(Beginning of Records supplied)
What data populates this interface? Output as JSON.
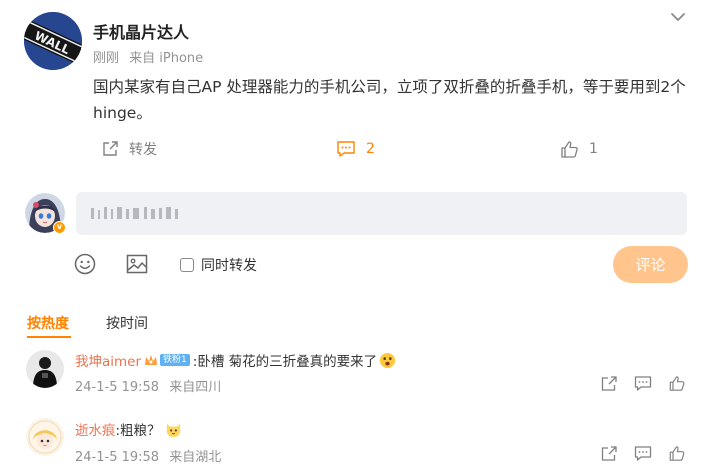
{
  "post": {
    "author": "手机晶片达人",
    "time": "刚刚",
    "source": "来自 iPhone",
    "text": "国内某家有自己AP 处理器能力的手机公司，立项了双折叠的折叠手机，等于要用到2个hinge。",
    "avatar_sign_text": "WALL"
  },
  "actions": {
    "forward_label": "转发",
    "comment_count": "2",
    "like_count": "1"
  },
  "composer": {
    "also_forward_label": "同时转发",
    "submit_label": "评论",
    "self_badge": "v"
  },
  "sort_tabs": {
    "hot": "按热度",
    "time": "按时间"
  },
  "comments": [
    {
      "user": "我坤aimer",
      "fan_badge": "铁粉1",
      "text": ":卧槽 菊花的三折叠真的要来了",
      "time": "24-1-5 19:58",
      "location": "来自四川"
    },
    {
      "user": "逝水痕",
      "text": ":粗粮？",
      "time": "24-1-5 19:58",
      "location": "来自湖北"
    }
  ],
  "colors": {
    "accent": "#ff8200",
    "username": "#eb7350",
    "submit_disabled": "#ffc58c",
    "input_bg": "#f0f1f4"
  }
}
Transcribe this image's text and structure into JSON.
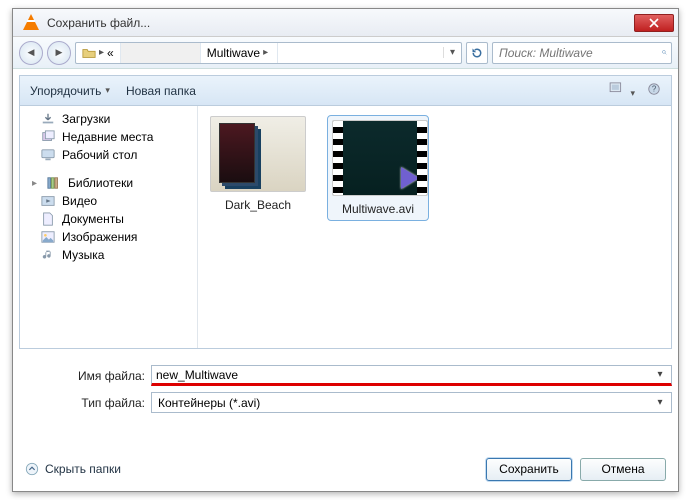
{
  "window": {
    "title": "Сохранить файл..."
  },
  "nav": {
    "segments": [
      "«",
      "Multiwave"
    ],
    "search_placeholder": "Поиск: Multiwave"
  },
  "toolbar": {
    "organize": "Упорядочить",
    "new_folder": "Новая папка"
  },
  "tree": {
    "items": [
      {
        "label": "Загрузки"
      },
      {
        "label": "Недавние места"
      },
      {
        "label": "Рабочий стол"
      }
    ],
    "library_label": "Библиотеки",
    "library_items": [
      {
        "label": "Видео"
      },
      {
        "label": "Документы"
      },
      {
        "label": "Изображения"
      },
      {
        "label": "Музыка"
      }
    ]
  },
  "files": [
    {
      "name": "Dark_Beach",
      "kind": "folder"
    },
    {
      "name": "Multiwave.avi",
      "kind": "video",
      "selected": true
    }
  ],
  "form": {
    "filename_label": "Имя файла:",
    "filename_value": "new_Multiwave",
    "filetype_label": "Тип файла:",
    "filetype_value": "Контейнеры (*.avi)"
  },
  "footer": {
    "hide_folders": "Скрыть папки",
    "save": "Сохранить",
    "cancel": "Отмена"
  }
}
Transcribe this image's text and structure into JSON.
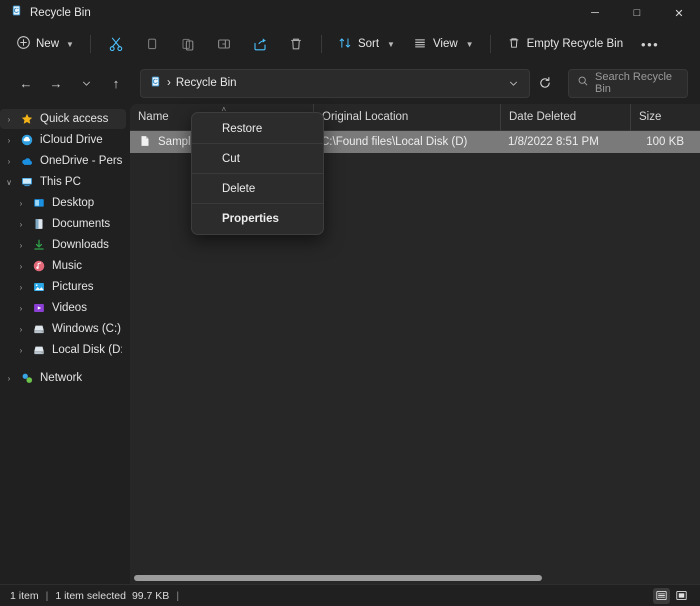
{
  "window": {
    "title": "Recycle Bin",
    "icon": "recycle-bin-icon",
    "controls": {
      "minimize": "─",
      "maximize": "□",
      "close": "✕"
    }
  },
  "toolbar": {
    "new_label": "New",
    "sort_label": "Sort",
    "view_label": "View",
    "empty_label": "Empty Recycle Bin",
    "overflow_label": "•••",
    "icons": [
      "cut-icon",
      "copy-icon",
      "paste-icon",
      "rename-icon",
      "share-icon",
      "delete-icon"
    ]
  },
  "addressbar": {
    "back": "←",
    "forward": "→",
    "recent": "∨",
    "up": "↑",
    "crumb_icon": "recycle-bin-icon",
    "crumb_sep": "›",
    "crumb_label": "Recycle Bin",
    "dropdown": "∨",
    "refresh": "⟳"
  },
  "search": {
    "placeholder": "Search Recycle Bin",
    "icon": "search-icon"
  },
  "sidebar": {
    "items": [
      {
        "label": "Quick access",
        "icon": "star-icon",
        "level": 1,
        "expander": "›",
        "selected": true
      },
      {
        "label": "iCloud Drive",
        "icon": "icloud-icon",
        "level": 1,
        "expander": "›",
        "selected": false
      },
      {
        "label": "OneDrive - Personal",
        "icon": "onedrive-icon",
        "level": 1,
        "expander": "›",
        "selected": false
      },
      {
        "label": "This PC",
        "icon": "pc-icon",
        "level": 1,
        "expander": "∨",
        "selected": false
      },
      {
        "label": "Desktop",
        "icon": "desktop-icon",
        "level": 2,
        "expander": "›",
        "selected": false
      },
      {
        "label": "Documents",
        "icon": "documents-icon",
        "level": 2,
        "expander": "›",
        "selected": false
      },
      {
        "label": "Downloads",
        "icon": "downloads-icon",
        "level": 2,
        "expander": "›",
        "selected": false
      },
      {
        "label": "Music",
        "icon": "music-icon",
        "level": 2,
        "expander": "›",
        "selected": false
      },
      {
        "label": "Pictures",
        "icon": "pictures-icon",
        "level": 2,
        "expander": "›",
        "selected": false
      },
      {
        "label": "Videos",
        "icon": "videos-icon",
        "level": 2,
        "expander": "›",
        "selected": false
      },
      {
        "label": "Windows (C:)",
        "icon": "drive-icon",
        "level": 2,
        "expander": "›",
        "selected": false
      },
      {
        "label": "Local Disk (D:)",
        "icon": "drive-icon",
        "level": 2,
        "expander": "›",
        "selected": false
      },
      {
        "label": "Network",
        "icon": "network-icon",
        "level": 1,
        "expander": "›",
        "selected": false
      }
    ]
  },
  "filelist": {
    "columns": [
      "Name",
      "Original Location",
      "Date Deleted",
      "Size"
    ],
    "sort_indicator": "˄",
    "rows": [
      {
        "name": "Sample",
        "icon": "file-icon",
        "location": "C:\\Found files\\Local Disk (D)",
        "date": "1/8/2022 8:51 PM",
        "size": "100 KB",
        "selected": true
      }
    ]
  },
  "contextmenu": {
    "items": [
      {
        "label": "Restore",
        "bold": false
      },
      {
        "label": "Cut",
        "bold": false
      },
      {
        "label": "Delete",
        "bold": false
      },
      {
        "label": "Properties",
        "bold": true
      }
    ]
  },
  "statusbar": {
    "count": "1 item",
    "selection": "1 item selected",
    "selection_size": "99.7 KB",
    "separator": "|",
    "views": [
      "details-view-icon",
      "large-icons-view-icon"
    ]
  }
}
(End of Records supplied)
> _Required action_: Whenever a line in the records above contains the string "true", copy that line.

> _Answer for the task_:
      "selected": true
        "selected": true
        "selected": true
        "bold": true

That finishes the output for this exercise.